● Entries taken from a collection:
■ ■ ■ ■ ■

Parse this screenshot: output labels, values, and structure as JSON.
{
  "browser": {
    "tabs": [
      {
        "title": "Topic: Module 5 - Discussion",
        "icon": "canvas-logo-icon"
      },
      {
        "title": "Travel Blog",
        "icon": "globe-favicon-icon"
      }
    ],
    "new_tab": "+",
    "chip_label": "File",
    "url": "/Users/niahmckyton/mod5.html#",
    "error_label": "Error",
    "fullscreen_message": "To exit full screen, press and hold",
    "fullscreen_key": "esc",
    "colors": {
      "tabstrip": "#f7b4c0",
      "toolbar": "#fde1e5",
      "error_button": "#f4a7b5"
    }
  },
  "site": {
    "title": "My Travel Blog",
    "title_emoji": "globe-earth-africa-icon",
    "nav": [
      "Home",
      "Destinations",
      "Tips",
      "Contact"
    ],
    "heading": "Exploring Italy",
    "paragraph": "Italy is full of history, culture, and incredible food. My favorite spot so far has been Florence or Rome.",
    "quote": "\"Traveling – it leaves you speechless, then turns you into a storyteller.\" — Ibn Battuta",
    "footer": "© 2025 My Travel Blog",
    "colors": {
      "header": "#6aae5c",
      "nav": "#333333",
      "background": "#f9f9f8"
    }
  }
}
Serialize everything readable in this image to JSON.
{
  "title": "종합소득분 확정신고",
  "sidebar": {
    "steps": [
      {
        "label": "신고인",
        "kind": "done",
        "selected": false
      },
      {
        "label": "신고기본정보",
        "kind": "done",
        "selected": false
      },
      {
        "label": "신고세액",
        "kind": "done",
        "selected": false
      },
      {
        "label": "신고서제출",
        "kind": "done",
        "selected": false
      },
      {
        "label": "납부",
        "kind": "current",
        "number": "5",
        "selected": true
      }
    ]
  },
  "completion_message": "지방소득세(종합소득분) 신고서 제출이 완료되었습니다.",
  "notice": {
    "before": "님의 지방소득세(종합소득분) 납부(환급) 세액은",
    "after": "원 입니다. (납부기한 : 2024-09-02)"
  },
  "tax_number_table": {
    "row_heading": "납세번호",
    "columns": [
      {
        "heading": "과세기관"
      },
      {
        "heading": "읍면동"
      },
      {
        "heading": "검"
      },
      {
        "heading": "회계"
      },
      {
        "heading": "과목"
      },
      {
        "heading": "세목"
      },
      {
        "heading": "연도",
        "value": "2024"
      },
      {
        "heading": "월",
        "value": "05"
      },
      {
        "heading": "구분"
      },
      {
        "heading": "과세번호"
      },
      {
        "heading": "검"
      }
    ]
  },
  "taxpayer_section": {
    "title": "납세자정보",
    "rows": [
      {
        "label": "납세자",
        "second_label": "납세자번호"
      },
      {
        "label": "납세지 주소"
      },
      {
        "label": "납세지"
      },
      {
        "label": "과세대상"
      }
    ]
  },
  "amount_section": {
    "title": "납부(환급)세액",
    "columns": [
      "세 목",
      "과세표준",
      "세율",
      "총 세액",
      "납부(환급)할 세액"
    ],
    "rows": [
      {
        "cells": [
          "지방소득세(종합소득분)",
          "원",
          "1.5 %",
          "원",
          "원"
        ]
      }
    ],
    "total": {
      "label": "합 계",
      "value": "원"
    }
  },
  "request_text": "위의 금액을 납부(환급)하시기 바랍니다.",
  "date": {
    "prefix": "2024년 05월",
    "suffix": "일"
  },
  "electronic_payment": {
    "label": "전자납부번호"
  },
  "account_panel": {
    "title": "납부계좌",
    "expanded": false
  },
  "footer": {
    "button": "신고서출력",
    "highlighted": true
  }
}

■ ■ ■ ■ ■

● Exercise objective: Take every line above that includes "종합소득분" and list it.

● Output for this task:
  "title": "종합소득분 확정신고",
  "completion_message": "지방소득세(종합소득분) 신고서 제출이 완료되었습니다.",
    "before": "님의 지방소득세(종합소득분) 납부(환급) 세액은",
          "지방소득세(종합소득분)",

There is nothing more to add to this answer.